By Rachael McMillan
Macklemore became my musician boyfriend when he (and/or Ryan Lewis) penned “Thrift Shop”; the song speaks to me. I could wander the aisles of a resale store for hours hunting for bargains, so it was with great pleasure that I accepted the assignment of reviewing the new Goodwill location in Savoy.
If you haven’t been yet and are wondering exactly where it is, head to the former Pages for All Ages and you will have found it. (If you haven’t been in C-U long enough to remember the once-beloved bookshop, look for Goodwill on the corner of Burwash and Curtis, next to Babyland, the Savoy Schnucks, etc.).

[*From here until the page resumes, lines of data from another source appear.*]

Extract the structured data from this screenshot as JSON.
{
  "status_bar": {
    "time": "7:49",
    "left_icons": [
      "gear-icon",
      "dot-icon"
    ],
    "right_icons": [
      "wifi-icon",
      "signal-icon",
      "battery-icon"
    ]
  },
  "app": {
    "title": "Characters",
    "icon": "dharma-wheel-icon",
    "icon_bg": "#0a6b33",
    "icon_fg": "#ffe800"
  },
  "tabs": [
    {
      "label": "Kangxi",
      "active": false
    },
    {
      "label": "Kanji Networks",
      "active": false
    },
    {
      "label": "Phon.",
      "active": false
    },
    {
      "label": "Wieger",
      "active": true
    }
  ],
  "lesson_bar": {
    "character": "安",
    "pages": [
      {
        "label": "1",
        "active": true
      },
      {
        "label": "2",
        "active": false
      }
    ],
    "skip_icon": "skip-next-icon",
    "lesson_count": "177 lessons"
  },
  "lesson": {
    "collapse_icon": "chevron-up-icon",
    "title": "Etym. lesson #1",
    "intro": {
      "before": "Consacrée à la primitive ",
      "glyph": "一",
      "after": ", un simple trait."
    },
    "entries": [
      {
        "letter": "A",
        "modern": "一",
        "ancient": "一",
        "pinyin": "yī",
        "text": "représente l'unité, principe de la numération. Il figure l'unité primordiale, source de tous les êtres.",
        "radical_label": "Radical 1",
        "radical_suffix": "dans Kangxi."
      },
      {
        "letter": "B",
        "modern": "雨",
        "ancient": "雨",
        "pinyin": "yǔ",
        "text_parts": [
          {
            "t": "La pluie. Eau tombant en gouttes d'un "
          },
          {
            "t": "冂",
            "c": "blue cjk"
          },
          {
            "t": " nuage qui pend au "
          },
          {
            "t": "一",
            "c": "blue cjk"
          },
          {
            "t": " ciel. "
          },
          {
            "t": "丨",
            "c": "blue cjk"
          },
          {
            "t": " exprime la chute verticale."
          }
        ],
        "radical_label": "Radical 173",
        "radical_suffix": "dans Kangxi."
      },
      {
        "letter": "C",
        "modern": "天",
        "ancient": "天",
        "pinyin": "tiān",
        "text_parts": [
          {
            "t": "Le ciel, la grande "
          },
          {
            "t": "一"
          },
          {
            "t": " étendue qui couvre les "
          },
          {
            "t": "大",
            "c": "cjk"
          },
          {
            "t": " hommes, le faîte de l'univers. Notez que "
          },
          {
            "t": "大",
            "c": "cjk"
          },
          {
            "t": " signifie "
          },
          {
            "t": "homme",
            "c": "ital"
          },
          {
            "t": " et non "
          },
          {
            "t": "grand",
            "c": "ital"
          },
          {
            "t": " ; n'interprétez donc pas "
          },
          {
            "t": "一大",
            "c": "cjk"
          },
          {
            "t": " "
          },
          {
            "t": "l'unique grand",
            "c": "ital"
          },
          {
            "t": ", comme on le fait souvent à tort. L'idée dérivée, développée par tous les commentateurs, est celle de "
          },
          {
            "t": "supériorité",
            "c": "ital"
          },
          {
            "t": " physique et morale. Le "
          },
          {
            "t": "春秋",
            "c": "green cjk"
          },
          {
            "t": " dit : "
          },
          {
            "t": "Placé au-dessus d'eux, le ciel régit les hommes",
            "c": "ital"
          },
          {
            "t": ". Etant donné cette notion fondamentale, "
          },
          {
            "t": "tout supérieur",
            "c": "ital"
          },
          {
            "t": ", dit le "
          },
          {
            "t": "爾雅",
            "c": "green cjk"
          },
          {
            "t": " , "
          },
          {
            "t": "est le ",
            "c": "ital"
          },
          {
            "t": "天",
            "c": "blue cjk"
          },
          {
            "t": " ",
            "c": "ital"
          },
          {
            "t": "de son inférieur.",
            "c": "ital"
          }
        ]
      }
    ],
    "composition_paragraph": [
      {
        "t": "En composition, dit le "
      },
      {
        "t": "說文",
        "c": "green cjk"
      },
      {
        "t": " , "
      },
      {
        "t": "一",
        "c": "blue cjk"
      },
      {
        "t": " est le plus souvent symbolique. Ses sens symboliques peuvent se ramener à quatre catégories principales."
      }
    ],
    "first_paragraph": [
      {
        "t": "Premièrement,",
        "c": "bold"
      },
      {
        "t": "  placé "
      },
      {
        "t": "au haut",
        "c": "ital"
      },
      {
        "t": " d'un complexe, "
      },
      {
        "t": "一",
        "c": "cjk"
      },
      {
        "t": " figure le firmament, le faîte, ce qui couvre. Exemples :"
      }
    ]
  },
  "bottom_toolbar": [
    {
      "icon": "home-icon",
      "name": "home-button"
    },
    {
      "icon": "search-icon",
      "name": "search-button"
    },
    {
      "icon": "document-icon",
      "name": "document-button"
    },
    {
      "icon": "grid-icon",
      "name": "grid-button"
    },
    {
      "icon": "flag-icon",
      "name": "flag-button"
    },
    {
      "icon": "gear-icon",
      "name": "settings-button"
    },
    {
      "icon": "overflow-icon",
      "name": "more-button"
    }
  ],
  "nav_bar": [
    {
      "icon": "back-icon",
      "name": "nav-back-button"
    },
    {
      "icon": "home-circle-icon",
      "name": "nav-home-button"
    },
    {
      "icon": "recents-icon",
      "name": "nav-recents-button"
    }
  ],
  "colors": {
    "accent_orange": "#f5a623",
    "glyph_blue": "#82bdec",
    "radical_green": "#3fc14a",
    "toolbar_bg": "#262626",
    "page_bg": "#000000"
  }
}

Having taken over Pages’ former location with, it would seem, almost no remodeling (save for adding a few dressing rooms, more on that later), the space looks impressive. If you use the upscale restroom you may temporarily forget that you’re in a non-profit resale store—the only thing that seems to be missing is the piped-in jazz and lingering smell of coffee. The children’s clothing is located in what must have formerly been the youth literature section; a whimsical tree mural still graces that area’s wall.
The main bummer, I felt, was that the prices also seemed “upscale.” I believe the clothing prices are the same as at the Champaign location, and likewise the Savoy store does a discounted colored tag-of-the-week promotion. Still, it seems that they have a bit of a heavy hand with the pricing gun when it comes to the other goods.
Housewares is the spot where I do the vast majority of my browsing, and I had a hard time wrapping my head around some of the prices they were charging for some of the items (especially with Dollar Tree just a few doors down). For example, I bought a set of two small antique-looking (but almost certainly plastic) framed pictures of flowers that had been bundled together in a Ziploc baggie. One of the frames still had a sticker on it reading “$1”. My guess is that they were originally packaged together for a garage sale and then donated when no one coughed up the buck. The price the Savoy Goodwill charged for them was $1.99.
Also, when the clerk checked out a set of toddler pajamas I had selected (matching shirt and shorts, which hung together as a set) I was told that she would have to charge separately for the shirt and the shorts, as if I had grabbed them from two different racks and put the outfit together myself. I guess it’s fair to charge more for a set, but I balked a little at having no way of knowing this ahead of time. I’m sure the clerk doesn’t love having to break this news to customers, either.
The only other complaint I had was that the dressing rooms were added in such a way as to cause a few bottlenecks, especially in light of the fact that they didn’t seem to have a “six items at a time” policy in place on the day that I visited. The lines to use the dressing room were long, as people were allowed to bring in and try on as many pieces of clothing as they wanted.
Bottom line: if you are an avid (or even an occasional) thrift store shopper, definitely check out the new Goodwill location. (The old Goodwill location in Savoy will remain open until Oct. 31.) They may have worked out some of the kinks by then, or what bothered me might not seem like such a big deal to you.
In any case, the organization does good work in our community; here’s wishing them much success in their newest location.